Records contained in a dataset
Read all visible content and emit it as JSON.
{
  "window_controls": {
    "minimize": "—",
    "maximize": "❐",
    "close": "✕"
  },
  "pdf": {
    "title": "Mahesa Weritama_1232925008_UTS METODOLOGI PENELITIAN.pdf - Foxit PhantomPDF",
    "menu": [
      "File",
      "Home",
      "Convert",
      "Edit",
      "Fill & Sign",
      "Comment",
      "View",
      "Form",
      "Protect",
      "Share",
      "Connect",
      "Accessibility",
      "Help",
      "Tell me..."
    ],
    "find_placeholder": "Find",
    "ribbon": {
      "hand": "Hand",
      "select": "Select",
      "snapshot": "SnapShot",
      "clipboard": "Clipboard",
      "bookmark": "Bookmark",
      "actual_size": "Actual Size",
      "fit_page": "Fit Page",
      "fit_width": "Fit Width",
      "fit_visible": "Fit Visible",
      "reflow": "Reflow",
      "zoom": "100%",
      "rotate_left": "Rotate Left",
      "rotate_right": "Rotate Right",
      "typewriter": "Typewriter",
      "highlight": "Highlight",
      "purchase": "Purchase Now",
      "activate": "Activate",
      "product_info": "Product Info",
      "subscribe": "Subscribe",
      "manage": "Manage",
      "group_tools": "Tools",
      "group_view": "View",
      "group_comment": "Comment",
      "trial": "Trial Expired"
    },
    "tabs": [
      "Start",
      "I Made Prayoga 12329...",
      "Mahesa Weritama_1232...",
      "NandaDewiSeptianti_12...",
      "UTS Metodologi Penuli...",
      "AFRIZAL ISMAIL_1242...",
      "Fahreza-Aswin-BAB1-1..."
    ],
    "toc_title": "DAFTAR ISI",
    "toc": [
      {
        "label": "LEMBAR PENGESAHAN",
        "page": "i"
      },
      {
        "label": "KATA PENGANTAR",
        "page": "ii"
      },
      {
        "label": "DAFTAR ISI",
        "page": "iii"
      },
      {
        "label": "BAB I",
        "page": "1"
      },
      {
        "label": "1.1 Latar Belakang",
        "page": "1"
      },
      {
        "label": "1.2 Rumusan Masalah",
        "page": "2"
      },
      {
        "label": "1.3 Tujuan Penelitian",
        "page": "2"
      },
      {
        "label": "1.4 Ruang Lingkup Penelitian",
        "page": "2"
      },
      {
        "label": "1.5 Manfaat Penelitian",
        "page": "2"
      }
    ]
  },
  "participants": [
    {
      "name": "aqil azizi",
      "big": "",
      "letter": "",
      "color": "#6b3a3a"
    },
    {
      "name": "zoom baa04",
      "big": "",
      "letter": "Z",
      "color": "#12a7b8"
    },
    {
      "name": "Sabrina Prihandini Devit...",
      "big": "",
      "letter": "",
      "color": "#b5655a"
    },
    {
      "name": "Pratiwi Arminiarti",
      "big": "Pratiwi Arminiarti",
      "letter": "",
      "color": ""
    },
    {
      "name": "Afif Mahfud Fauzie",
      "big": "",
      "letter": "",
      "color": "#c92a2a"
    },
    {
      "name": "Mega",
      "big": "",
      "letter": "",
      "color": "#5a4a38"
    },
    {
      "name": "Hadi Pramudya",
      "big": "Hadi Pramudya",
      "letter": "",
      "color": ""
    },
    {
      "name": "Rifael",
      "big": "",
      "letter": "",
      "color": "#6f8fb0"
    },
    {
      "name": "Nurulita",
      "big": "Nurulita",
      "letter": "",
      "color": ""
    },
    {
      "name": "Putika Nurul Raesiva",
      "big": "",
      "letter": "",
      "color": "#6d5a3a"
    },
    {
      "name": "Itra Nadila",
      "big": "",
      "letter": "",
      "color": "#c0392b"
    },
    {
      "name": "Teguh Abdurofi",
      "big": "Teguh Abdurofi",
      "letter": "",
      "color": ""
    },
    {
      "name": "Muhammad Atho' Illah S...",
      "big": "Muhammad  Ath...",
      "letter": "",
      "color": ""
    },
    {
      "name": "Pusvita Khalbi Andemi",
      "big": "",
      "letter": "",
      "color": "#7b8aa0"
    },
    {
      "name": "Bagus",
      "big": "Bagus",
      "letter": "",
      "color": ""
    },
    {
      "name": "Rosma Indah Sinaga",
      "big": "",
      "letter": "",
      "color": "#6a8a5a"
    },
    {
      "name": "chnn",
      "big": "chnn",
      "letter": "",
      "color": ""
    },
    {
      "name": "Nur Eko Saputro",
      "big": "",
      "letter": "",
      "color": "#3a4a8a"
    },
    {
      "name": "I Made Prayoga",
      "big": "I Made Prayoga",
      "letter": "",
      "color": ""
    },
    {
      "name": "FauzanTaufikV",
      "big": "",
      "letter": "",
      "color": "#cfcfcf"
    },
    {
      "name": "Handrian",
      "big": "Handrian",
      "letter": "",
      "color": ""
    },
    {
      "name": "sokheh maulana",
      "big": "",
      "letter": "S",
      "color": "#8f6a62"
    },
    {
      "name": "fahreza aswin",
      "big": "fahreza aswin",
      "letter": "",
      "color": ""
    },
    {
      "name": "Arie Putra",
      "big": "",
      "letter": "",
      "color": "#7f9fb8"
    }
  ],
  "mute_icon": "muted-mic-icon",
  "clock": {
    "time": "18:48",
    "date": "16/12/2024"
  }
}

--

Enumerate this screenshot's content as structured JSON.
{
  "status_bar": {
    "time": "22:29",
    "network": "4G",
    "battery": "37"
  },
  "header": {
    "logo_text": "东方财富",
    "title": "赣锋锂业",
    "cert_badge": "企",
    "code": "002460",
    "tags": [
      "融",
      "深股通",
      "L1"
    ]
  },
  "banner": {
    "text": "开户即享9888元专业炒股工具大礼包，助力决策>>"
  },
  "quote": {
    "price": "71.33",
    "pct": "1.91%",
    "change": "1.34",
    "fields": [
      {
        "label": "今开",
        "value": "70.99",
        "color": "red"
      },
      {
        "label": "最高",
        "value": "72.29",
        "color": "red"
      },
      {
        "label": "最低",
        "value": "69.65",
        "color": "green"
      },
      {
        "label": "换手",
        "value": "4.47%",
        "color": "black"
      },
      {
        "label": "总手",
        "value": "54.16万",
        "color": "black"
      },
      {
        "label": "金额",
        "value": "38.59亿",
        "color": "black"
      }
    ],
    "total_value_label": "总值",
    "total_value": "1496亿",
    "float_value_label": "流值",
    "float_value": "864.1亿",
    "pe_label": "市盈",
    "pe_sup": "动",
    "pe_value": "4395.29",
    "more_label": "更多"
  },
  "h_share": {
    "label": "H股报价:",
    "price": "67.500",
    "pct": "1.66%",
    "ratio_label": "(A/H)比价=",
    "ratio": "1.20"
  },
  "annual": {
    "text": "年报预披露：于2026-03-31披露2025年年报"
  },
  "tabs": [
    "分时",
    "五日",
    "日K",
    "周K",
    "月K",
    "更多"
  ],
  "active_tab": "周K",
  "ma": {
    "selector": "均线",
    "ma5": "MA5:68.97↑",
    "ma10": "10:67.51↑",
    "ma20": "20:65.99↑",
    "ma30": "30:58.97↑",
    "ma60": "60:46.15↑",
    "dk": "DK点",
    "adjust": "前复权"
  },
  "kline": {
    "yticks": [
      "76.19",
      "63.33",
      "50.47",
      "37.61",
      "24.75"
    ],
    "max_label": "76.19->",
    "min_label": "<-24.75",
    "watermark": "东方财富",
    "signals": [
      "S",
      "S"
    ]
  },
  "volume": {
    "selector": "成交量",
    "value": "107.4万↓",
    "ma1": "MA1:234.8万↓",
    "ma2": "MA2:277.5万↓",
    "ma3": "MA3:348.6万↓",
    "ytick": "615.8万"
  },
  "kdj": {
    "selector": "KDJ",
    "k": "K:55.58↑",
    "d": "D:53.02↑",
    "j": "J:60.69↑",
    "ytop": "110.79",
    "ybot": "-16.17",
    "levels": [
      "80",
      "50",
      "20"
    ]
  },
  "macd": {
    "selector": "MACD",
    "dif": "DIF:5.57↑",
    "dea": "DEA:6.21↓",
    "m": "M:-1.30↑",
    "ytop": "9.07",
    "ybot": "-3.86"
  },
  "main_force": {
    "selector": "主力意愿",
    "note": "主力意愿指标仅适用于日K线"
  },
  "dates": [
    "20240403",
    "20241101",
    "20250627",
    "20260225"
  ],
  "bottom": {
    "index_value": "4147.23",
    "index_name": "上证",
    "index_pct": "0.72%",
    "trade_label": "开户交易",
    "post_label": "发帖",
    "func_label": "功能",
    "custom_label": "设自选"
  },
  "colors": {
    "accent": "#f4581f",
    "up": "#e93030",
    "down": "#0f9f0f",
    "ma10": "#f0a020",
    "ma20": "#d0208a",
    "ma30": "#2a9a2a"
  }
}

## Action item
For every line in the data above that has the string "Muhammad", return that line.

## Written solution
      "name": "Muhammad Atho' Illah S...",
      "big": "Muhammad  Ath...",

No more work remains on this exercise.